PROBLEM STATEMENT - Every entry here should be copied exactly.
=== SUPPLIED DATA ===
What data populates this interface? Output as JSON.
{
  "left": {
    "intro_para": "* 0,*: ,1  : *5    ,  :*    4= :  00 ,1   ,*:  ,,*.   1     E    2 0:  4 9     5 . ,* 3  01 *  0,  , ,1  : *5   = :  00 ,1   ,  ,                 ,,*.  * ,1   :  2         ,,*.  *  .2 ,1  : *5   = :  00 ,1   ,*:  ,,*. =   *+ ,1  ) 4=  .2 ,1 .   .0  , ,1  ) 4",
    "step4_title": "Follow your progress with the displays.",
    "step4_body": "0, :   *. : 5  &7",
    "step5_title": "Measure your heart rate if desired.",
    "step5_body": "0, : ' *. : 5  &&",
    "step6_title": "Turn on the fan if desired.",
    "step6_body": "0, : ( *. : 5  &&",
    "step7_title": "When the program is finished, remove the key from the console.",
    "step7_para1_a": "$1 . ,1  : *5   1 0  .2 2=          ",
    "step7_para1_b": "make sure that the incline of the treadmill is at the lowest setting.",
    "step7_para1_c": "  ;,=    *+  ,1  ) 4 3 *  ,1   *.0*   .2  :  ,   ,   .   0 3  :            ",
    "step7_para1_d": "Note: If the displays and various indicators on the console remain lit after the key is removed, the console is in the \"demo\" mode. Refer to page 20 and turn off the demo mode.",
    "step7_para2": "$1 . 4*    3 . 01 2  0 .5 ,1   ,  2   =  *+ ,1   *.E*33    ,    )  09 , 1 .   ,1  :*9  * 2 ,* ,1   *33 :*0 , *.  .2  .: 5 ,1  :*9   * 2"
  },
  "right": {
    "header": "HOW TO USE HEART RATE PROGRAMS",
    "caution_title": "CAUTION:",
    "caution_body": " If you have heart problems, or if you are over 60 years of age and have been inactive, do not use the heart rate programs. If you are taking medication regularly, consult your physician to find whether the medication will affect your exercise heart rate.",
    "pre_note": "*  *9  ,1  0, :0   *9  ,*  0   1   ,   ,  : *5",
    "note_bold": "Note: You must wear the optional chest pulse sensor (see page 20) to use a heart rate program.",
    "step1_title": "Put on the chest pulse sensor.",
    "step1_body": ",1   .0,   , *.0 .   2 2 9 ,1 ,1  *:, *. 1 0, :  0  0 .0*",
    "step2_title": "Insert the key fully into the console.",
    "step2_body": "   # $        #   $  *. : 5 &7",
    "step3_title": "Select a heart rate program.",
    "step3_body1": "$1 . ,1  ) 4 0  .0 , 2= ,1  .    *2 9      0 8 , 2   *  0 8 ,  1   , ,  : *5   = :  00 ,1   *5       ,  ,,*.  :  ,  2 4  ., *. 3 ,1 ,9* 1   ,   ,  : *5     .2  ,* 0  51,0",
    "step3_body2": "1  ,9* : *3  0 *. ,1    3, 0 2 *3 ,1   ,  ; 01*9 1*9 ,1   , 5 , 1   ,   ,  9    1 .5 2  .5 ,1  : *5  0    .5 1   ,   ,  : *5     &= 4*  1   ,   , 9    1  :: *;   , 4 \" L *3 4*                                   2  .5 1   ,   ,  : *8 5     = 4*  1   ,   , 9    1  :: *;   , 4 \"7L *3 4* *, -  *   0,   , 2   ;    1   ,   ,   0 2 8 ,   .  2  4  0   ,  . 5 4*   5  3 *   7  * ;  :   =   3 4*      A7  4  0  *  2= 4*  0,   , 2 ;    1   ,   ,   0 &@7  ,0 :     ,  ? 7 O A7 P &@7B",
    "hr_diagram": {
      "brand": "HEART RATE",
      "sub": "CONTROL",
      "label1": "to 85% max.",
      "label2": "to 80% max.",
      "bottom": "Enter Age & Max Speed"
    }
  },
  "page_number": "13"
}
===
EXERCISE RESPONSE -
What data populates this interface? Output as JSON.
{
  "left": {
    "intro_para": "* 0,*: ,1  : *5    ,  :*    4= :  00 ,1   ,*:  ,,*.   1     E    2 0:  4 9     5 . ,* 3  01 *  0,  , ,1  : *5   = :  00 ,1   ,  ,                 ,,*.  * ,1   :  2         ,,*.  *  .2 ,1  : *5   = :  00 ,1   ,*:  ,,*. =   *+ ,1  ) 4=  .2 ,1 .   .0  , ,1  ) 4",
    "step4_title": "Follow your progress with the displays.",
    "step4_body": "0, :   *. : 5  &7",
    "step5_title": "Measure your heart rate if desired.",
    "step5_body": "0, : ' *. : 5  &&",
    "step6_title": "Turn on the fan if desired.",
    "step6_body": "0, : ( *. : 5  &&",
    "step7_title": "When the program is finished, remove the key from the console.",
    "step7_para1_a": "$1 . ,1  : *5   1 0  .2 2=          ",
    "step7_para1_b": "make sure that the incline of the treadmill is at the lowest setting.",
    "step7_para1_c": "  ;,=    *+  ,1  ) 4 3 *  ,1   *.0*   .2  :  ,   ,   .   0 3  :            ",
    "step7_para1_d": "Note: If the displays and various indicators on the console remain lit after the key is removed, the console is in the \"demo\" mode. Refer to page 20 and turn off the demo mode.",
    "step7_para2": "$1 . 4*    3 . 01 2  0 .5 ,1   ,  2   =  *+ ,1   *.E*33    ,    )  09 , 1 .   ,1  :*9  * 2 ,* ,1   *33 :*0 , *.  .2  .: 5 ,1  :*9   * 2"
  },
  "right": {
    "header": "HOW TO USE HEART RATE PROGRAMS",
    "caution_title": "CAUTION:",
    "caution_body": " If you have heart problems, or if you are over 60 years of age and have been inactive, do not use the heart rate programs. If you are taking medication regularly, consult your physician to find whether the medication will affect your exercise heart rate.",
    "pre_note": "*  *9  ,1  0, :0   *9  ,*  0   1   ,   ,  : *5",
    "note_bold": "Note: You must wear the optional chest pulse sensor (see page 20) to use a heart rate program.",
    "step1_title": "Put on the chest pulse sensor.",
    "step1_body": ",1   .0,   , *.0 .   2 2 9 ,1 ,1  *:, *. 1 0, :  0  0 .0*",
    "step2_title": "Insert the key fully into the console.",
    "step2_body": "   # $        #   $  *. : 5 &7",
    "step3_title": "Select a heart rate program.",
    "step3_body1": "$1 . ,1  ) 4 0  .0 , 2= ,1  .    *2 9      0 8 , 2   *  0 8 ,  1   , ,  : *5   = :  00 ,1   *5       ,  ,,*.  :  ,  2 4  ., *. 3 ,1 ,9* 1   ,   ,  : *5     .2  ,* 0  51,0",
    "step3_body2": "1  ,9* : *3  0 *. ,1    3, 0 2 *3 ,1   ,  ; 01*9 1*9 ,1   , 5 , 1   ,   ,  9    1 .5 2  .5 ,1  : *5  0    .5 1   ,   ,  : *5     &= 4*  1   ,   , 9    1  :: *;   , 4 \" L *3 4*                                   2  .5 1   ,   ,  : *8 5     = 4*  1   ,   , 9    1  :: *;   , 4 \"7L *3 4* *, -  *   0,   , 2   ;    1   ,   ,   0 2 8 ,   .  2  4  0   ,  . 5 4*   5  3 *   7  * ;  :   =   3 4*      A7  4  0  *  2= 4*  0,   , 2 ;    1   ,   ,   0 &@7  ,0 :     ,  ? 7 O A7 P &@7B",
    "hr_diagram": {
      "brand": "HEART RATE",
      "sub": "CONTROL",
      "label1": "to 85% max.",
      "label2": "to 80% max.",
      "bottom": "Enter Age & Max Speed"
    }
  },
  "page_number": "13"
}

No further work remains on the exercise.